(Website and app data records)
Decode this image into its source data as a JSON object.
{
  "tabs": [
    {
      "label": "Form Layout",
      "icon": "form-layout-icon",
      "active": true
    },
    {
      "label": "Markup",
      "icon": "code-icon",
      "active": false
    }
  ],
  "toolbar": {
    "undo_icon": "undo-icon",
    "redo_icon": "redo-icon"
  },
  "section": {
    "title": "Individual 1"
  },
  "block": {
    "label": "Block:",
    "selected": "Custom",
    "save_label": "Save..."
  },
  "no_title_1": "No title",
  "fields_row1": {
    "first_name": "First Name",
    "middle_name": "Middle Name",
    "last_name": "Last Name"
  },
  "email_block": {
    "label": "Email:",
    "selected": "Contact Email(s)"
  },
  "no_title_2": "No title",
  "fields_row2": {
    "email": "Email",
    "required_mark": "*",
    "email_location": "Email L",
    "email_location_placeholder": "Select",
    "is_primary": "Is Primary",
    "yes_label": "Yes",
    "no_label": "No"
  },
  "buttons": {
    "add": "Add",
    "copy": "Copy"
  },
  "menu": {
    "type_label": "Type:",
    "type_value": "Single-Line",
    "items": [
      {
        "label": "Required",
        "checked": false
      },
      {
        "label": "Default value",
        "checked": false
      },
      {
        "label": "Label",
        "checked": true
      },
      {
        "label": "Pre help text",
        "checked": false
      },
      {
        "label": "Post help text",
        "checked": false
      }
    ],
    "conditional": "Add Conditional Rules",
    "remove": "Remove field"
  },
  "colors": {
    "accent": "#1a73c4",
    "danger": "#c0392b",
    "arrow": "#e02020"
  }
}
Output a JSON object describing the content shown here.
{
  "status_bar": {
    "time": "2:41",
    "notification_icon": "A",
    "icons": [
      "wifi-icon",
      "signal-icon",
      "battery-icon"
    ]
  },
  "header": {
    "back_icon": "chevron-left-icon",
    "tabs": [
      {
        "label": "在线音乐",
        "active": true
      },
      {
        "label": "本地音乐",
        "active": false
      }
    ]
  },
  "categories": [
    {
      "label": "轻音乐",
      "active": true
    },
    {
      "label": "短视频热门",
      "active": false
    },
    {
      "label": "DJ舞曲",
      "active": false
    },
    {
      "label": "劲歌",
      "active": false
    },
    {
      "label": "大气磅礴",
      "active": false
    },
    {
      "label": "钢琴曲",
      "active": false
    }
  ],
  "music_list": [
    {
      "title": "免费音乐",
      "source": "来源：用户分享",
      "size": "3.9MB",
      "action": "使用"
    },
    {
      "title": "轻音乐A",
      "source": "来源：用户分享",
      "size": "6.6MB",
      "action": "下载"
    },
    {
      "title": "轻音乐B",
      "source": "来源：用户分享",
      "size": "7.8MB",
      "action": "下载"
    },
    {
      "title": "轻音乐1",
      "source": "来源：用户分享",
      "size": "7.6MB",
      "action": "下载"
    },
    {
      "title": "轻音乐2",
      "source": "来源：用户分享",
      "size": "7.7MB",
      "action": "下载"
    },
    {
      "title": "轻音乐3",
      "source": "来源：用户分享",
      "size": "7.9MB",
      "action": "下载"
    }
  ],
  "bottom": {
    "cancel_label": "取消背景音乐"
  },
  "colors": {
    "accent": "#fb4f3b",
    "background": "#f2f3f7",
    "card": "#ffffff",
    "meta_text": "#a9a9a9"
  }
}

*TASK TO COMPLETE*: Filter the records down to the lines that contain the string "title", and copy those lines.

*EXERCISE SOLUTION*:
    "title": "Individual 1"
  "no_title_1": "No title",
  "no_title_2": "No title",
      "title": "免费音乐",
      "title": "轻音乐A",
      "title": "轻音乐B",
      "title": "轻音乐1",
      "title": "轻音乐2",
      "title": "轻音乐3",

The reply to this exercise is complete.